» What the task requires
Check each line of the data for "Taking", and copy the ones that have it.

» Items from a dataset
== Segment start ==

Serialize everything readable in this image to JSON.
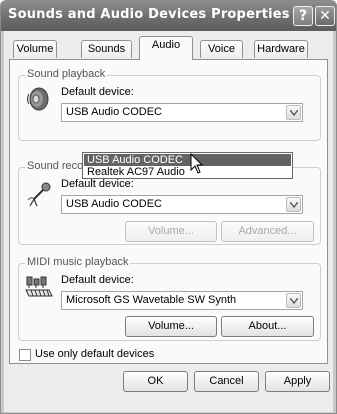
{
  "window": {
    "title": "Sounds and Audio Devices Properties",
    "help_glyph": "?",
    "close_glyph": "✕"
  },
  "tabs": [
    {
      "label": "Volume"
    },
    {
      "label": "Sounds"
    },
    {
      "label": "Audio"
    },
    {
      "label": "Voice"
    },
    {
      "label": "Hardware"
    }
  ],
  "active_tab": "Audio",
  "playback": {
    "group_title": "Sound playback",
    "icon": "speaker-icon",
    "default_label": "Default device:",
    "selected": "USB Audio CODEC",
    "dropdown_open": true,
    "options": [
      "USB Audio CODEC",
      "Realtek AC97 Audio"
    ],
    "highlighted_option": "USB Audio CODEC"
  },
  "recording": {
    "group_title": "Sound recording",
    "icon": "microphone-icon",
    "default_label": "Default device:",
    "selected": "USB Audio CODEC",
    "volume_button": "Volume...",
    "advanced_button": "Advanced..."
  },
  "midi": {
    "group_title": "MIDI music playback",
    "icon": "midi-keyboard-icon",
    "default_label": "Default device:",
    "selected": "Microsoft GS Wavetable SW Synth",
    "volume_button": "Volume...",
    "about_button": "About..."
  },
  "use_only_default": {
    "label": "Use only default devices",
    "checked": false
  },
  "footer": {
    "ok": "OK",
    "cancel": "Cancel",
    "apply": "Apply"
  },
  "colors": {
    "titlebar": "#6e6e6e",
    "dialog_bg": "#ececec",
    "selection": "#636363"
  }
}
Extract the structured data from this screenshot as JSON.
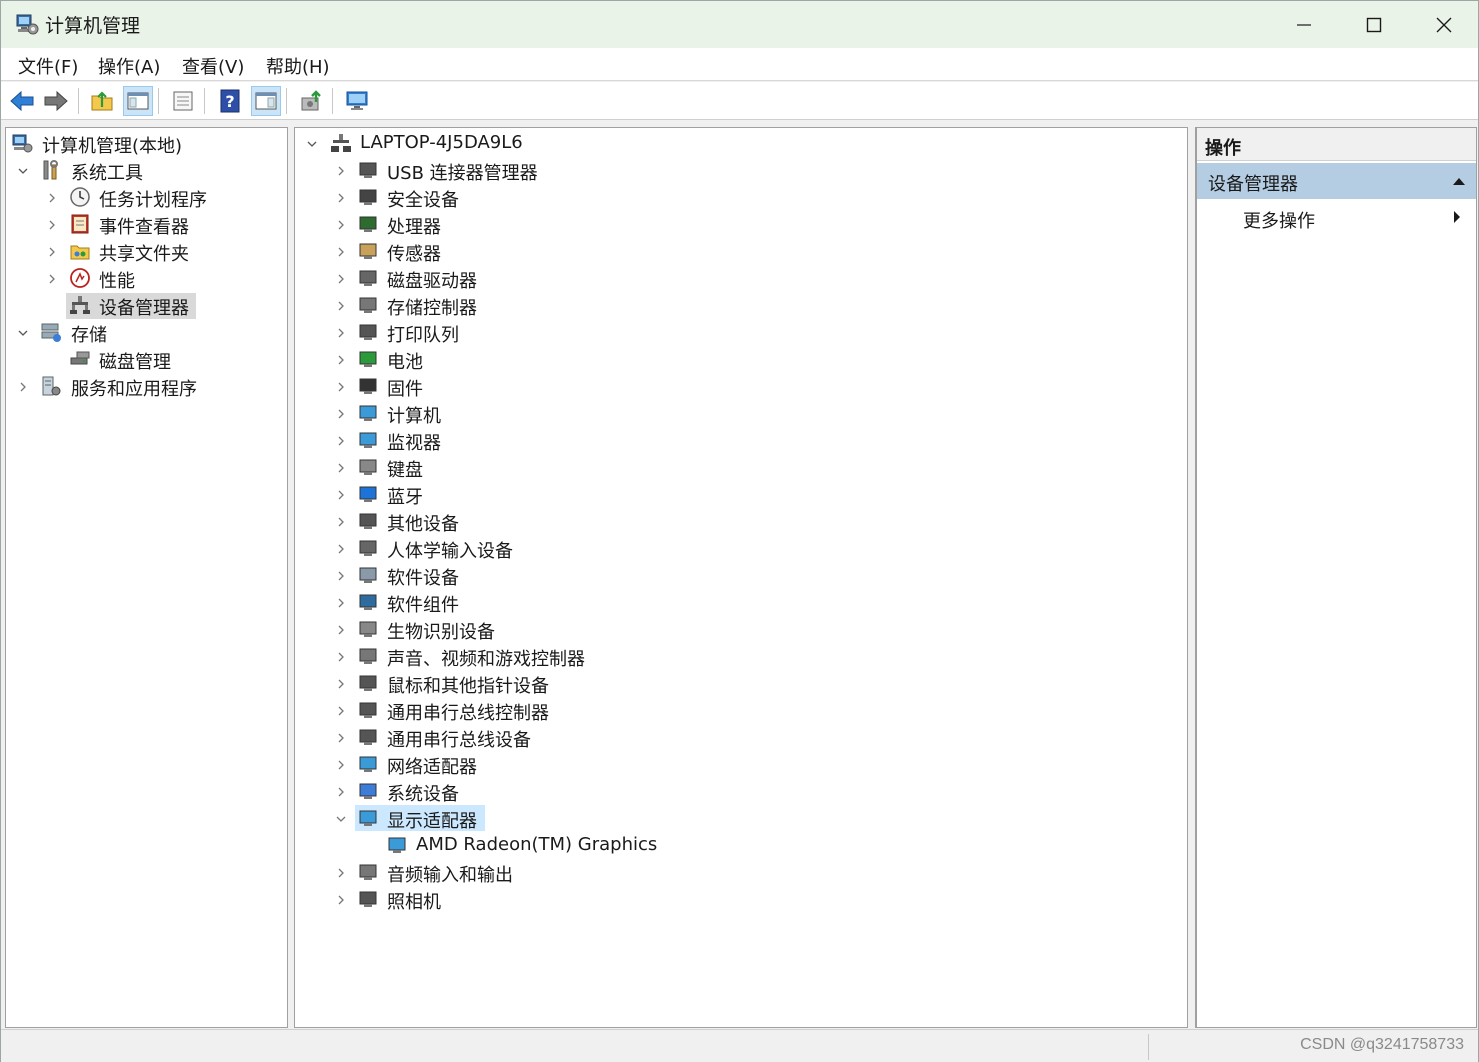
{
  "window": {
    "title": "计算机管理"
  },
  "menu": [
    "文件(F)",
    "操作(A)",
    "查看(V)",
    "帮助(H)"
  ],
  "toolbar": {
    "buttons": [
      "back-icon",
      "forward-icon",
      "up-folder-icon",
      "show-hide-console-tree-icon",
      "properties-icon",
      "help-icon",
      "show-action-pane-icon",
      "export-icon",
      "scan-hardware-icon"
    ]
  },
  "left_tree": {
    "root": "计算机管理(本地)",
    "system_tools": "系统工具",
    "task_scheduler": "任务计划程序",
    "event_viewer": "事件查看器",
    "shared_folders": "共享文件夹",
    "performance": "性能",
    "device_manager": "设备管理器",
    "storage": "存储",
    "disk_management": "磁盘管理",
    "services_apps": "服务和应用程序"
  },
  "device_tree": {
    "computer": "LAPTOP-4J5DA9L6",
    "categories": [
      "USB 连接器管理器",
      "安全设备",
      "处理器",
      "传感器",
      "磁盘驱动器",
      "存储控制器",
      "打印队列",
      "电池",
      "固件",
      "计算机",
      "监视器",
      "键盘",
      "蓝牙",
      "其他设备",
      "人体学输入设备",
      "软件设备",
      "软件组件",
      "生物识别设备",
      "声音、视频和游戏控制器",
      "鼠标和其他指针设备",
      "通用串行总线控制器",
      "通用串行总线设备",
      "网络适配器",
      "系统设备",
      "显示适配器"
    ],
    "display_child": "AMD Radeon(TM) Graphics",
    "after": [
      "音频输入和输出",
      "照相机"
    ]
  },
  "actions": {
    "header": "操作",
    "section": "设备管理器",
    "more": "更多操作"
  },
  "status": {
    "watermark": "CSDN @q3241758733"
  },
  "colors": {
    "titlebar": "#eaf3e8",
    "selection": "#cce8ff",
    "actions_section": "#b5cde3"
  }
}
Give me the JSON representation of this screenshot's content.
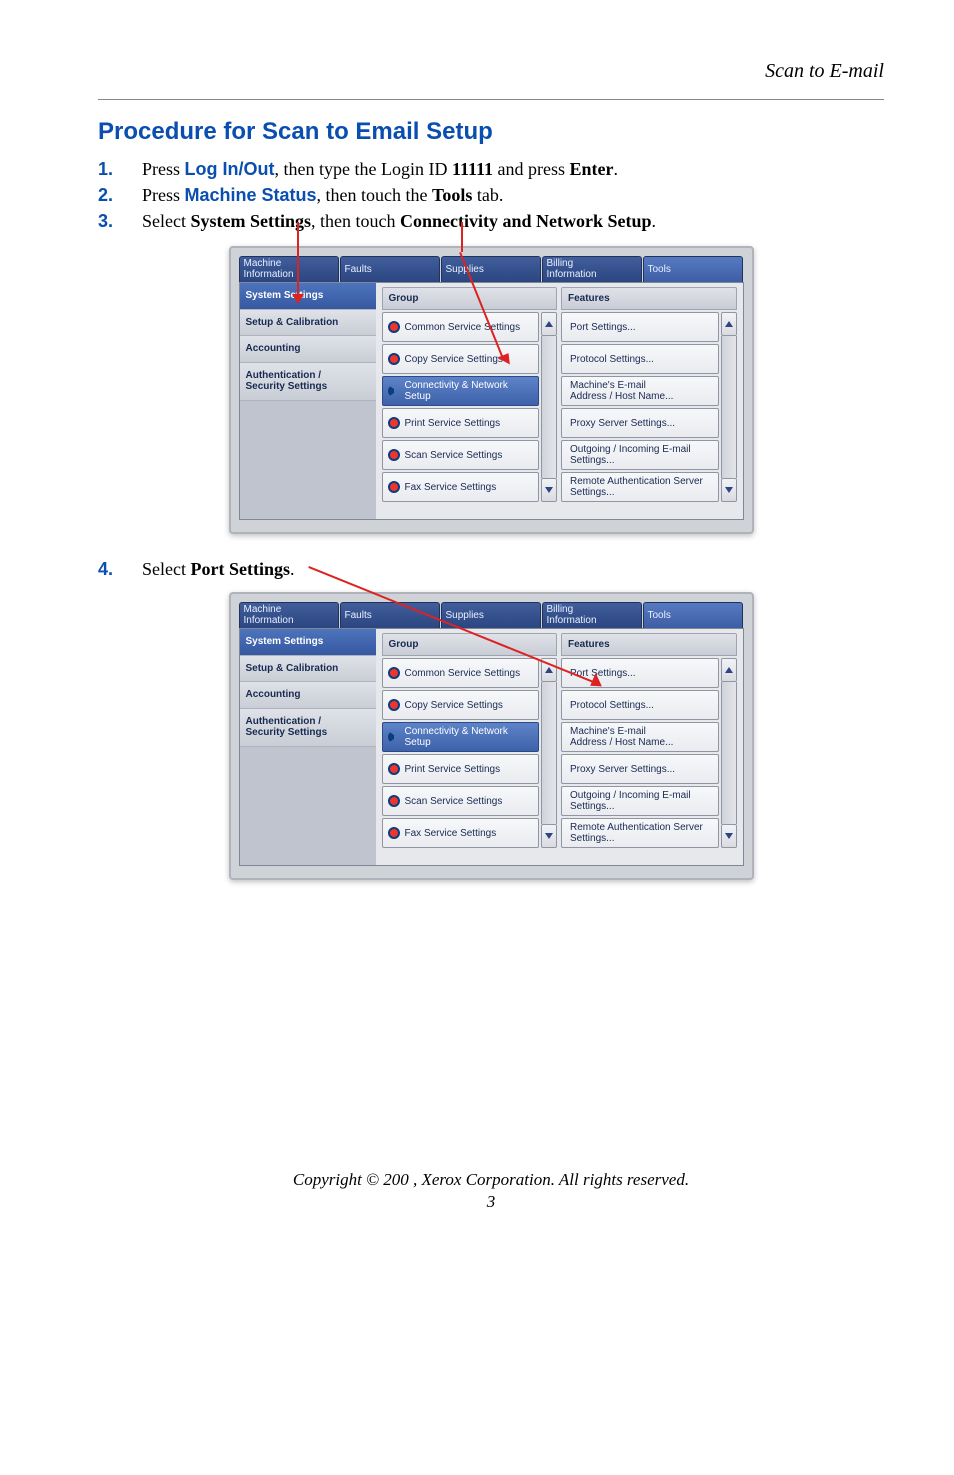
{
  "doc": {
    "section_header": "Scan to E-mail",
    "heading": "Procedure for Scan to Email Setup",
    "steps": [
      {
        "num": "1.",
        "parts": [
          "Press ",
          {
            "t": "blue",
            "v": "Log In/Out"
          },
          ", then type the Login ID ",
          {
            "t": "b",
            "v": "11111"
          },
          " and press ",
          {
            "t": "b",
            "v": "Enter"
          },
          "."
        ]
      },
      {
        "num": "2.",
        "parts": [
          "Press ",
          {
            "t": "blue",
            "v": "Machine Status"
          },
          ", then touch the ",
          {
            "t": "b",
            "v": "Tools"
          },
          " tab."
        ]
      },
      {
        "num": "3.",
        "parts": [
          "Select ",
          {
            "t": "b",
            "v": "System Settings"
          },
          ", then touch ",
          {
            "t": "b",
            "v": "Connectivity and Network Setup"
          },
          "."
        ]
      }
    ],
    "step4": {
      "num": "4.",
      "parts": [
        "Select ",
        {
          "t": "b",
          "v": "Port Settings"
        },
        "."
      ]
    },
    "footer": "Copyright © 200 , Xerox Corporation. All rights reserved.",
    "page_number": "3"
  },
  "panel_common": {
    "tabs": [
      "Machine\nInformation",
      "Faults",
      "Supplies",
      "Billing\nInformation",
      "Tools"
    ],
    "sidebar": [
      "System Settings",
      "Setup & Calibration",
      "Accounting",
      "Authentication /\nSecurity Settings"
    ],
    "col_headers": {
      "group": "Group",
      "features": "Features"
    },
    "group_items": [
      "Common Service Settings",
      "Copy Service Settings",
      "Connectivity & Network Setup",
      "Print Service Settings",
      "Scan Service Settings",
      "Fax Service Settings"
    ],
    "feature_items": [
      "Port Settings...",
      "Protocol Settings...",
      "Machine's E-mail\nAddress / Host Name...",
      "Proxy Server Settings...",
      "Outgoing / Incoming E-mail\nSettings...",
      "Remote Authentication Server\nSettings..."
    ]
  }
}
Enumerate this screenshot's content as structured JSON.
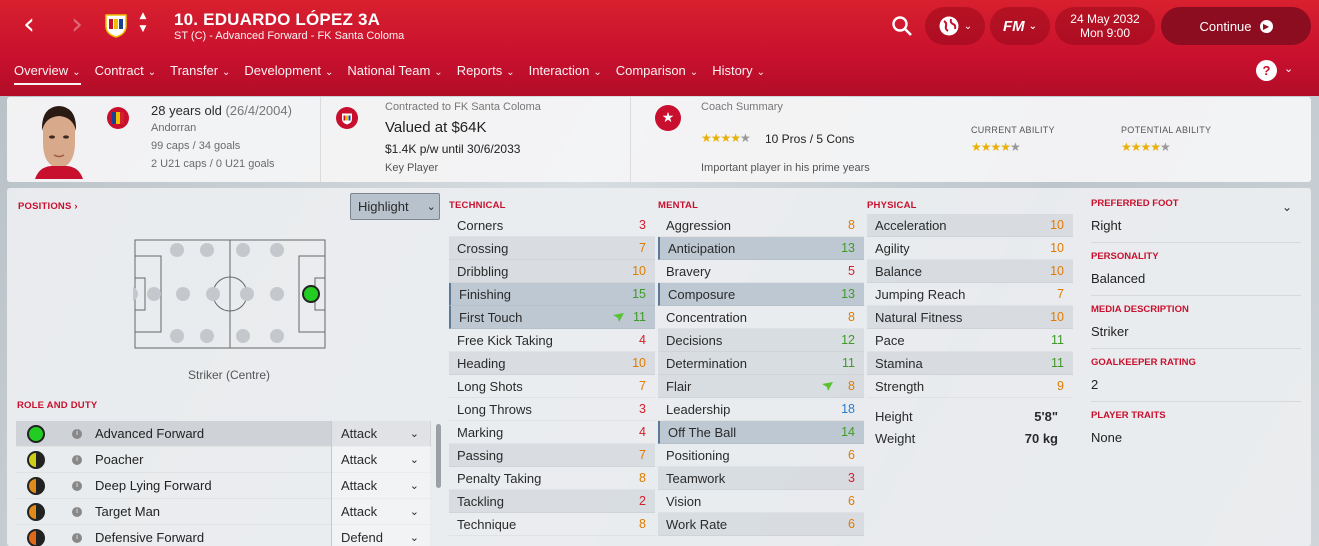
{
  "header": {
    "player_title": "10. EDUARDO LÓPEZ 3A",
    "player_subtitle": "ST (C) - Advanced Forward - FK Santa Coloma",
    "date": "24 May 2032",
    "time": "Mon 9:00",
    "fm_label": "FM",
    "continue_label": "Continue"
  },
  "tabs": [
    "Overview",
    "Contract",
    "Transfer",
    "Development",
    "National Team",
    "Reports",
    "Interaction",
    "Comparison",
    "History"
  ],
  "summary": {
    "age": "28 years old",
    "dob": "(26/4/2004)",
    "nationality": "Andorran",
    "caps": "99 caps / 34 goals",
    "u21_caps": "2 U21 caps / 0 U21 goals",
    "contracted": "Contracted to FK Santa Coloma",
    "value": "Valued at $64K",
    "wage": "$1.4K p/w until 30/6/2033",
    "squad_status": "Key Player",
    "coach_title": "Coach Summary",
    "coach_stars": 4,
    "pros_cons": "10 Pros / 5 Cons",
    "coach_note": "Important player in his prime years",
    "current_ability_label": "CURRENT ABILITY",
    "current_ability_stars": 4,
    "potential_ability_label": "POTENTIAL ABILITY",
    "potential_ability_stars": 4
  },
  "positions": {
    "title": "POSITIONS",
    "highlight_label": "Highlight",
    "position_label": "Striker (Centre)"
  },
  "role_duty": {
    "title": "ROLE AND DUTY",
    "roles": [
      {
        "name": "Advanced Forward",
        "duty": "Attack",
        "color": "#22cc22"
      },
      {
        "name": "Poacher",
        "duty": "Attack",
        "color": "#cfcf1a"
      },
      {
        "name": "Deep Lying Forward",
        "duty": "Attack",
        "color": "#e08a18"
      },
      {
        "name": "Target Man",
        "duty": "Attack",
        "color": "#e08a18"
      },
      {
        "name": "Defensive Forward",
        "duty": "Defend",
        "color": "#e06a18"
      }
    ]
  },
  "technical": {
    "title": "TECHNICAL",
    "attrs": [
      {
        "name": "Corners",
        "value": "3"
      },
      {
        "name": "Crossing",
        "value": "7"
      },
      {
        "name": "Dribbling",
        "value": "10"
      },
      {
        "name": "Finishing",
        "value": "15"
      },
      {
        "name": "First Touch",
        "value": "11"
      },
      {
        "name": "Free Kick Taking",
        "value": "4"
      },
      {
        "name": "Heading",
        "value": "10"
      },
      {
        "name": "Long Shots",
        "value": "7"
      },
      {
        "name": "Long Throws",
        "value": "3"
      },
      {
        "name": "Marking",
        "value": "4"
      },
      {
        "name": "Passing",
        "value": "7"
      },
      {
        "name": "Penalty Taking",
        "value": "8"
      },
      {
        "name": "Tackling",
        "value": "2"
      },
      {
        "name": "Technique",
        "value": "8"
      }
    ]
  },
  "mental": {
    "title": "MENTAL",
    "attrs": [
      {
        "name": "Aggression",
        "value": "8"
      },
      {
        "name": "Anticipation",
        "value": "13"
      },
      {
        "name": "Bravery",
        "value": "5"
      },
      {
        "name": "Composure",
        "value": "13"
      },
      {
        "name": "Concentration",
        "value": "8"
      },
      {
        "name": "Decisions",
        "value": "12"
      },
      {
        "name": "Determination",
        "value": "11"
      },
      {
        "name": "Flair",
        "value": "8"
      },
      {
        "name": "Leadership",
        "value": "18"
      },
      {
        "name": "Off The Ball",
        "value": "14"
      },
      {
        "name": "Positioning",
        "value": "6"
      },
      {
        "name": "Teamwork",
        "value": "3"
      },
      {
        "name": "Vision",
        "value": "6"
      },
      {
        "name": "Work Rate",
        "value": "6"
      }
    ]
  },
  "physical": {
    "title": "PHYSICAL",
    "attrs": [
      {
        "name": "Acceleration",
        "value": "10"
      },
      {
        "name": "Agility",
        "value": "10"
      },
      {
        "name": "Balance",
        "value": "10"
      },
      {
        "name": "Jumping Reach",
        "value": "7"
      },
      {
        "name": "Natural Fitness",
        "value": "10"
      },
      {
        "name": "Pace",
        "value": "11"
      },
      {
        "name": "Stamina",
        "value": "11"
      },
      {
        "name": "Strength",
        "value": "9"
      }
    ],
    "height_label": "Height",
    "height": "5'8\"",
    "weight_label": "Weight",
    "weight": "70 kg"
  },
  "side": {
    "preferred_foot_label": "PREFERRED FOOT",
    "preferred_foot": "Right",
    "personality_label": "PERSONALITY",
    "personality": "Balanced",
    "media_label": "MEDIA DESCRIPTION",
    "media": "Striker",
    "gk_label": "GOALKEEPER RATING",
    "gk": "2",
    "traits_label": "PLAYER TRAITS",
    "traits": "None"
  },
  "colors": {
    "header_red": "#c8102e",
    "attr_red": "#d0202a",
    "attr_orange": "#e07b00",
    "attr_green": "#3f9a27",
    "attr_blue": "#2a7cc9"
  },
  "icons": [
    "back-arrow-icon",
    "forward-arrow-icon",
    "club-crest-icon",
    "search-icon",
    "globe-icon",
    "help-icon",
    "star-icon",
    "info-icon",
    "chevron-down-icon"
  ]
}
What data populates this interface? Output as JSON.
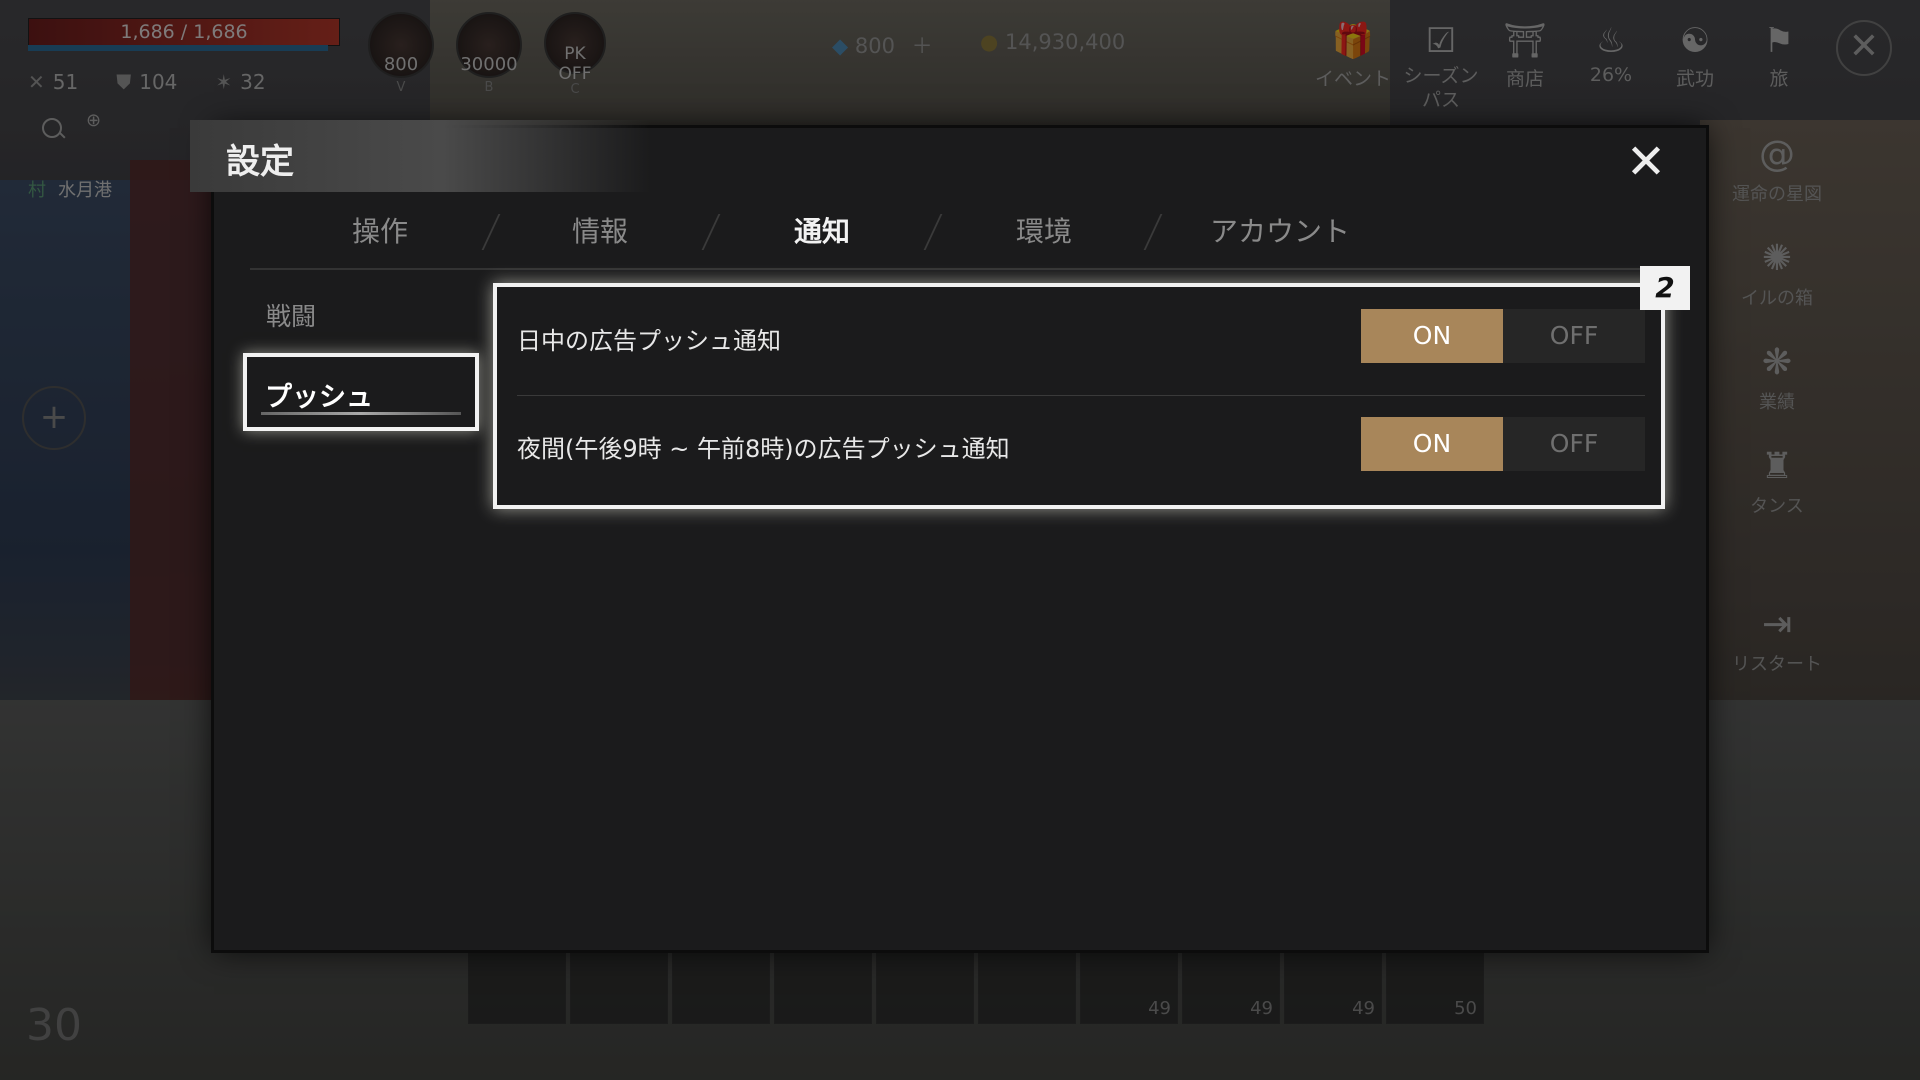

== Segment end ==

» Task output
        "name": "Free Kick Taking",
        "name": "Penalty Taking",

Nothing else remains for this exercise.